Friday afternoon, and on time, the “Olympianist” – internationally acclaimed pianist and cycling enthusiast – Anthony Hewitt rode into Clitheroe.

He is cycling from Land’s End to John O’Groats, giving 23 concerts on the way to raise money for children’s and musical charities. On his arrival in Clitheroe, where he was to play at The Grand, he was warmly welcomed by the town’s Mayor, Coun. Alan Knox, and Mr Tony Cooper, chairman of Clitheroe Concerts Society, which was hosting the performance.

Clitheroe has the good fortune to be half-way through his 1,300-mile journey, the distance increased by the need to find a route with concert facilities. He is also supported en route by his “BeethoVAN”, carrying his own piano for performances at more remote locations unable to provide one. It is even used as a portable stage for impromptu concerts in places like market squares.

Before the doors opened at The Grand the queue made it obvious that there was going to be a good audience and by the start of the concert there was an almost full house.

Among the concert goers was Mr Xen Kelsey MBE from Ripon, who organises youth orchestras. Xen is walking in the opposite direction as a part of his campaign to highlight problems in UK musical education, a very kindred cause, so it was appropriate that the two campaigners should meet half-way on their journeys, in Clitheroe.

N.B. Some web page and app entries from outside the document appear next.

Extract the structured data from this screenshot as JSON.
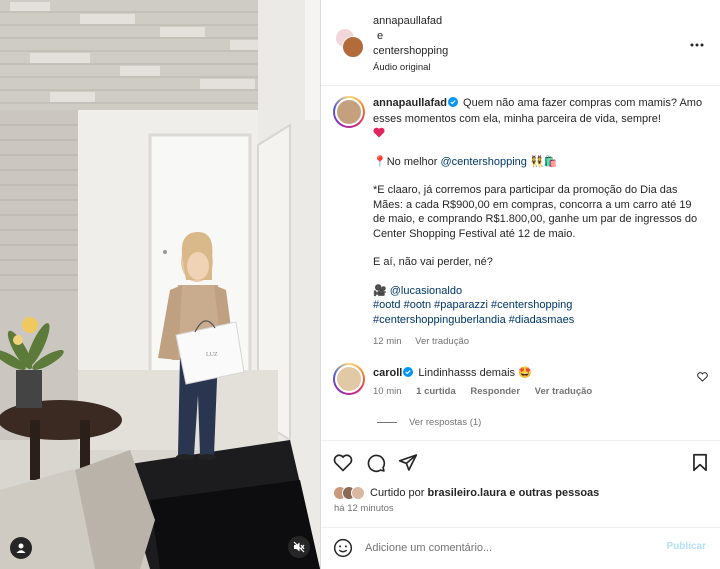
{
  "header": {
    "user1": "annapaullafad",
    "connector": "e",
    "user2": "centershopping",
    "audio": "Áudio original"
  },
  "caption": {
    "username": "annapaullafad",
    "line1": "Quem não ama fazer compras com mamis? Amo esses momentos com ela, minha parceira de vida, sempre!",
    "heart_emoji": "❤️",
    "location_pin": "📍",
    "location_prefix": "No melhor",
    "location_mention": "@centershopping",
    "location_emojis": "👯🛍️",
    "promo": "*E claaro, já corremos para participar da promoção do Dia das Mães: a cada R$900,00 em compras, concorra a um carro até 19 de maio, e comprando R$1.800,00, ganhe um par de ingressos do Center Shopping Festival até 12 de maio.",
    "question": "E aí, não vai perder, né?",
    "camera_emoji": "🎥",
    "credit": "@lucasionaldo",
    "hashtags1": "#ootd #ootn #paparazzi #centershopping",
    "hashtags2": "#centershoppinguberlandia #diadasmaes",
    "time": "12 min",
    "translate": "Ver tradução"
  },
  "comment": {
    "username": "caroll",
    "text": "Lindinhasss demais",
    "emoji": "🤩",
    "time": "10 min",
    "likes": "1 curtida",
    "reply": "Responder",
    "translate": "Ver tradução",
    "view_replies": "Ver respostas (1)"
  },
  "likes": {
    "prefix": "Curtido por",
    "user": "brasileiro.laura",
    "suffix": "e outras pessoas",
    "time": "há 12 minutos"
  },
  "composer": {
    "placeholder": "Adicione um comentário...",
    "publish": "Publicar"
  },
  "colors": {
    "verified": "#0095f6",
    "link": "#00376b",
    "muted": "#737373",
    "publish_disabled": "#b2dffc"
  },
  "icons": [
    "more-icon",
    "verified-icon",
    "heart-icon",
    "comment-icon",
    "share-icon",
    "save-icon",
    "emoji-icon",
    "user-tag-icon",
    "mute-icon"
  ]
}
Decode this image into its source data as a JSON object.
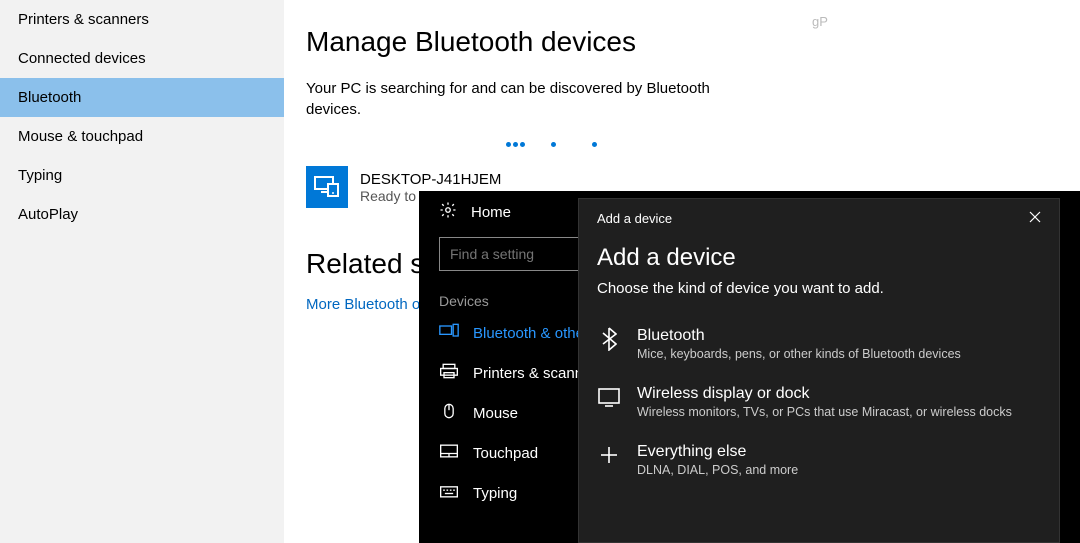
{
  "watermark": "gP",
  "sidebar_left": {
    "items": [
      "Printers & scanners",
      "Connected devices",
      "Bluetooth",
      "Mouse & touchpad",
      "Typing",
      "AutoPlay"
    ],
    "selected_index": 2
  },
  "main": {
    "title": "Manage Bluetooth devices",
    "desc": "Your PC is searching for and can be discovered by Bluetooth devices.",
    "device": {
      "name": "DESKTOP-J41HJEM",
      "status": "Ready to pair"
    },
    "related_heading": "Related sett",
    "link": "More Bluetooth o"
  },
  "dark": {
    "home": "Home",
    "search_placeholder": "Find a setting",
    "section": "Devices",
    "items": [
      "Bluetooth & other devic",
      "Printers & scanners",
      "Mouse",
      "Touchpad",
      "Typing"
    ],
    "active_index": 0
  },
  "dialog": {
    "titlebar": "Add a device",
    "heading": "Add a device",
    "sub": "Choose the kind of device you want to add.",
    "options": [
      {
        "title": "Bluetooth",
        "desc": "Mice, keyboards, pens, or other kinds of Bluetooth devices"
      },
      {
        "title": "Wireless display or dock",
        "desc": "Wireless monitors, TVs, or PCs that use Miracast, or wireless docks"
      },
      {
        "title": "Everything else",
        "desc": "DLNA, DIAL, POS, and more"
      }
    ]
  }
}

Anthony’s concert included works by Schumann, Schubert, Beethoven and Chopin, all displaying the pianists consumate skill. He also talked about a new composition, “Piano Cycle”, which he had commissioned from composer Stephen Goss in conjunction with the Swaledale Festival. The themes of cycling and the Olympics are used, with five movements representing the five Olympic rings and including “A flat” – a jokey musical pun on the cyclist’s nightmare – and the final movement, “Velodrome”, written using only six chords to represent the four corners and two straights.

At the end of a virtuoso performance the applause and cheers seemed to go on forever and Anthony gave an encore of Rachmaninov’s G minor prelude.

Among the audience were Stewart and Susan Clark from Low Moor, who had never been to such a concert before and were so thrilled that they arranged to cycle with Anthony the following day and guide him to Hawes. Anthony’s onward progress can be followed on

l Clitheroe Concerts Society’s next concert will be in the Ribble Valley Borough Council Council Chamber, in Church Street, at 7-30 p.m. on Wednesday June 6th, when it presents the brilliant young Astrum Guitar Duo. This is music for everybody! Admission is free, but donations towards the Society will be welcome. No tickets are needed, just go along. For more information visit the society’s website: